4. “Most of human prehistory , occurred in and was shaped by, the last ice age.”

5.  In our evolution, man’s acquisition of the gene that is responsible for our language ability is one of the most important evolutionary gifts bestowed on man. Language has enabled us to form three principal social institutions that have shaped human societies : warfare, religion, and trade.

6.  The ancestral people were too aggressive to live in settled communities as their lives were dominated by constant warfare. Gradually, humans had to evolve into less aggressive individuals in order to be able to live in larger societies with new structures such as social hierarchy, ownership of property, and specialization of roles.

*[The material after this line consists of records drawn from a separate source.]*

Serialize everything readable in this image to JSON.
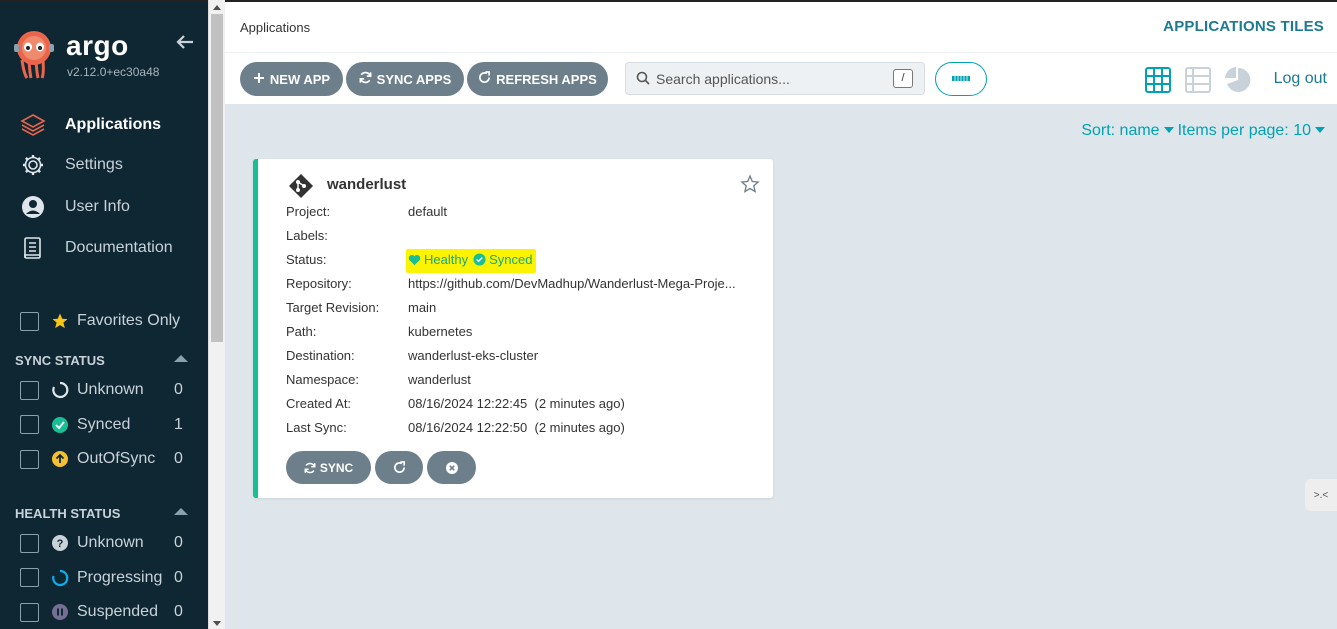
{
  "sidebar": {
    "logo_text": "argo",
    "version": "v2.12.0+ec30a48",
    "nav": [
      {
        "label": "Applications",
        "icon": "layers-icon",
        "active": true
      },
      {
        "label": "Settings",
        "icon": "gear-icon",
        "active": false
      },
      {
        "label": "User Info",
        "icon": "user-icon",
        "active": false
      },
      {
        "label": "Documentation",
        "icon": "book-icon",
        "active": false
      }
    ],
    "favorites_label": "Favorites Only",
    "sync_status": {
      "title": "SYNC STATUS",
      "items": [
        {
          "label": "Unknown",
          "count": "0",
          "icon": "circle-notch-icon"
        },
        {
          "label": "Synced",
          "count": "1",
          "icon": "check-circle-icon"
        },
        {
          "label": "OutOfSync",
          "count": "0",
          "icon": "arrow-up-circle-icon"
        }
      ]
    },
    "health_status": {
      "title": "HEALTH STATUS",
      "items": [
        {
          "label": "Unknown",
          "count": "0",
          "icon": "question-circle-icon"
        },
        {
          "label": "Progressing",
          "count": "0",
          "icon": "spinner-icon"
        },
        {
          "label": "Suspended",
          "count": "0",
          "icon": "pause-circle-icon"
        }
      ]
    }
  },
  "header": {
    "breadcrumb": "Applications",
    "title": "APPLICATIONS TILES",
    "logout": "Log out"
  },
  "toolbar": {
    "new_app": "NEW APP",
    "sync_apps": "SYNC APPS",
    "refresh_apps": "REFRESH APPS",
    "search_placeholder": "Search applications...",
    "search_shortcut": "/"
  },
  "sort": {
    "sort_label": "Sort: name",
    "per_page_label": "Items per page: 10"
  },
  "app_card": {
    "name": "wanderlust",
    "fields": [
      {
        "key": "Project:",
        "value": "default"
      },
      {
        "key": "Labels:",
        "value": ""
      },
      {
        "key": "Status:",
        "value": ""
      },
      {
        "key": "Repository:",
        "value": "https://github.com/DevMadhup/Wanderlust-Mega-Proje..."
      },
      {
        "key": "Target Revision:",
        "value": "main"
      },
      {
        "key": "Path:",
        "value": "kubernetes"
      },
      {
        "key": "Destination:",
        "value": "wanderlust-eks-cluster"
      },
      {
        "key": "Namespace:",
        "value": "wanderlust"
      },
      {
        "key": "Created At:",
        "value": "08/16/2024 12:22:45  (2 minutes ago)"
      },
      {
        "key": "Last Sync:",
        "value": "08/16/2024 12:22:50  (2 minutes ago)"
      }
    ],
    "health": "Healthy",
    "sync": "Synced",
    "sync_btn": "SYNC"
  },
  "colors": {
    "sidebar_bg": "#0f2733",
    "accent": "#00a2b3",
    "healthy": "#18be94",
    "button_bg": "#6d7f8b"
  }
}
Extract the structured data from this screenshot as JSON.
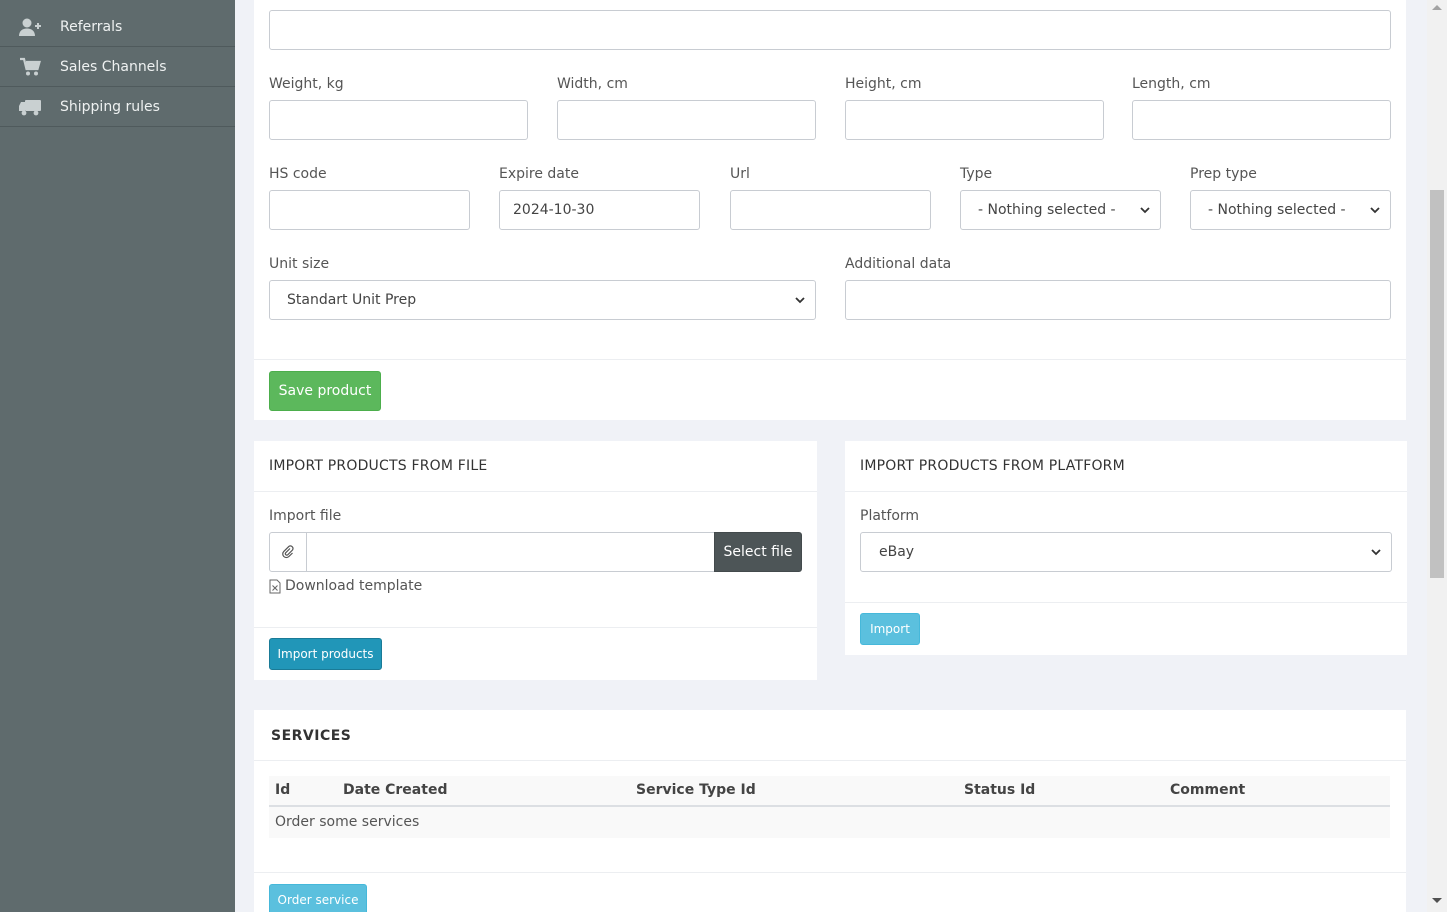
{
  "sidebar": {
    "items": [
      {
        "label": "Referrals",
        "icon": "user-plus-icon"
      },
      {
        "label": "Sales Channels",
        "icon": "cart-icon"
      },
      {
        "label": "Shipping rules",
        "icon": "truck-icon"
      }
    ]
  },
  "product_form": {
    "top_field_value": "",
    "weight_label": "Weight, kg",
    "width_label": "Width, cm",
    "height_label": "Height, cm",
    "length_label": "Length, cm",
    "hs_code_label": "HS code",
    "expire_date_label": "Expire date",
    "expire_date_value": "2024-10-30",
    "url_label": "Url",
    "type_label": "Type",
    "type_value": "- Nothing selected -",
    "prep_type_label": "Prep type",
    "prep_type_value": "- Nothing selected -",
    "unit_size_label": "Unit size",
    "unit_size_value": "Standart Unit Prep",
    "additional_data_label": "Additional data",
    "save_label": "Save product"
  },
  "import_file": {
    "title": "IMPORT PRODUCTS FROM FILE",
    "file_label": "Import file",
    "select_file_label": "Select file",
    "download_template_label": "Download template",
    "import_label": "Import products"
  },
  "import_platform": {
    "title": "IMPORT PRODUCTS FROM PLATFORM",
    "platform_label": "Platform",
    "platform_value": "eBay",
    "import_label": "Import"
  },
  "services": {
    "title": "SERVICES",
    "columns": [
      "Id",
      "Date Created",
      "Service Type Id",
      "Status Id",
      "Comment"
    ],
    "empty_text": "Order some services",
    "order_label": "Order service"
  },
  "colors": {
    "sidebar_bg": "#5f6b6d",
    "save_green": "#5cb85c",
    "import_blue": "#2196b8",
    "light_blue": "#5bc0de",
    "select_file_dark": "#4d5557"
  }
}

7.  Human evolution has not halted and is continuing to the present day.

8.  “People probably once spoke a single language from which all contemporary languages are derived.”

9.   “The human genome contains excellent records of the recent past, providing a parallel history to the written record.”

The Review:

Wade does an excellent job of explaining human evolution which makes “Before The Dawn” a highly absorbing read.  This book is based on various sources covering a variety of esoteric topics, such as “Ancient DNA Evidence for Old World Origin of New World Dogs”, “The Neolithic Invasion of Europe”,  “Hunter-Gatherers and Human Evolution”, etc.  from which details were culled to create a cohesive, well explained summary for the layman’s understanding of human evolution.  About 367 source materials, most of which have been only recently published (1996-2006) are cited, so the information is guaranteed to be current.

A lot of fascinating facts may keep one glued to Wade.  This is one of his footnotes:

“Most people in Africa and Europe have wet earwax.  But dry earwax is the rule among East Asians.  A team of Japanese researchers has traced the difference to a mutation in a gene called ABCCII….”  —- Footnote no. 153

According to Wade, one can date the invention  of clothing through the time at which the body louse evolved from the head louse.  When body hair started to fall off, the louse was confined to a restricted area of hair–the head.  But once man started using clothing (perhaps animal skins), the louse now had more area to live on but it just had to evolve to acquire different claws to be able to cling to clothing instead of hair.  So, studies into louse DNA to discover when this evolution occured would give an answer to when men took to wearing clothing.  This turned out to be 72,000 years ago, give or take several thousand years.

A very well put-together work, this is not a difficult read for the common reader as long as one does a little research on some of the jargon (i.e. paleolithic, australopithecines, mitochondria, et al.).  Get past it and one should be off on a very interesting educational treat.  Moreover, the explanations are clear and concise, the writing informative without being heavy.  Chapters are also organized and well- laid out so it isn’t a chore to pore through this book.

To Read Or Not To Read:

Nicholas Wade certainly raises questions regarding Biblical writings, most of which center on the Genesis.  It renders the literal story of the Creation and the Christian belief that we are unique and not creatures of evolution, as myths.  This may be disturbing to those whose religious beliefs center on Biblical truths , as these are challenged in the light of current scientific evidence.   But those who are truly interested in human history, biology,  genetics, anthropology,  archeology or even linguistics, or those who simply have an open mind toward the subject of human evolution,  shouldn’t pass this one up.  The range of topics and the fascinating informational asides do add tremendously to one’s store of knowledge while providing entertainment as well.

In A Nutshell :

Since the human genome was unraveled in 2003, this book rests on DNA as the incontrovertible evidence upon which human evolution can sit on and be proven.   Our DNA suggests that not only have we evolved but that our evolution continues and will continue well into the future.

As per Publishers Weekly editorial review: “This is highly recommended for readers interested in how DNA analysis is rewriting the history of mankind. “

My Mark :  Excellent